First thing to know as you start reading this: there are no magic formulas for making great hires. Whether you’ve hired 2 or 200 employees during your career, the interview doesn’t get any easier. Because even while other parts of the hiring process can be automated, the interview is still a person-to-person exercise that is subjective and inherently biased.
It’s not just candidates who get interview anxiety.
Most business owners I work with are scared of making the wrong choice because they’ve been burned before. See if this sounds familiar: “We had to fire her because she couldn’t do the job …but she interviewed so well.”
It’s tough to rely on interviews because there are just so many variables – like whether the candidate is the first or the tenth person being interviewed that day, or if the interviewer is distracted by other pressing tasks. Even the weather can have an impact on the impression a person makes.
With that in mind, the sole purpose of the interview is to see how closely a candidate seems to fit your hiring profile.
Does he communicate the way you need him to in the job? Does she demonstrate the level of critical thinking your business requires? Does he express the amount of curiosity, flexibility, enthusiasm, ambition, or any other trait you consider important for the future success of an employee?

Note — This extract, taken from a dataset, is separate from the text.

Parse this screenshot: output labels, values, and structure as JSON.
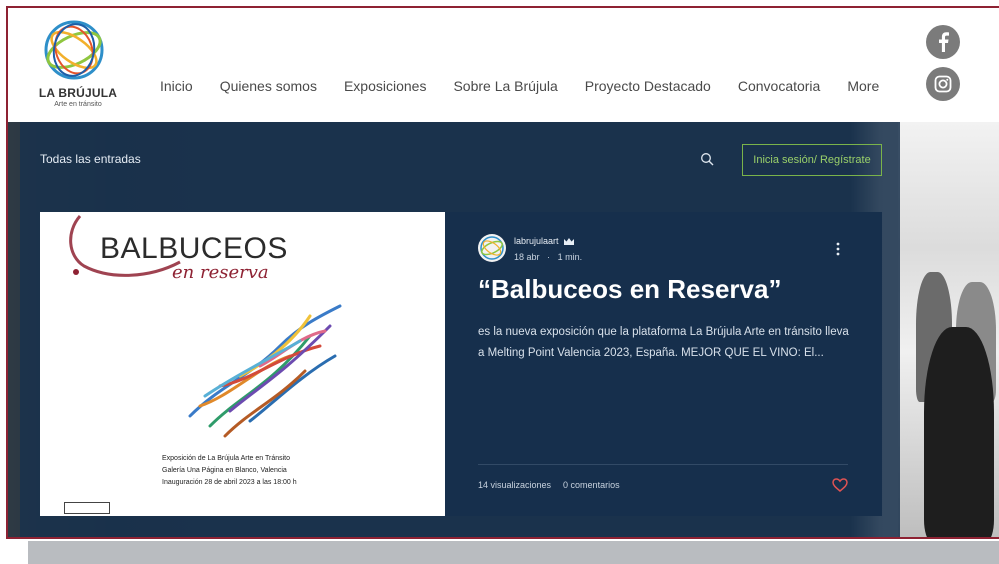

Jedi mind tricks don’t exist (or do they)? So, in order to get an idea of a person’s true tendencies and personality, we need a practical method to elicit honest answers from him.
These aren’t the brain teasers that some Silicon Valley companies like to torture their interns with. These are questions for the rest of us who are just trying to make the best picks for our team.
They’re simple and straightforward – but the way in which a person responds to them is more revealing than any puzzle solution.
If you were given your boss’ job tomorrow, what would you do differently than him or her?
This may sound like a trick question but it’s not. No one believes his boss does everything right. A candidate’s answer will reveal how much he pays attention to the operations and management of his workplace. It also quickly reveals if he’s capable of sharing objective criticism without being negative.
What do you like to do outside of work?
Get people talking about their hobbies, sports, or passions and you’ll quickly learn what they value and what drives them.
Tell me about your professional and personal goals … what are you working for?
Purpose is important. Goals and objectives are important. This question will reveal if the candidate is only interested in the job for a paycheck. If she is, don’t hire her.
What are your priorities for selecting your next job?
If the candidate can communicate specifics, it’s a sign that she wants to make the right choice too. You’ll also know if you can match her criteria.
Ask these 4 questions in every interview. Every. Single. One. Not only will you be able to compare candidates to each other in a fair, objective way. It’ll also up your confidence level with every hiring choice you make.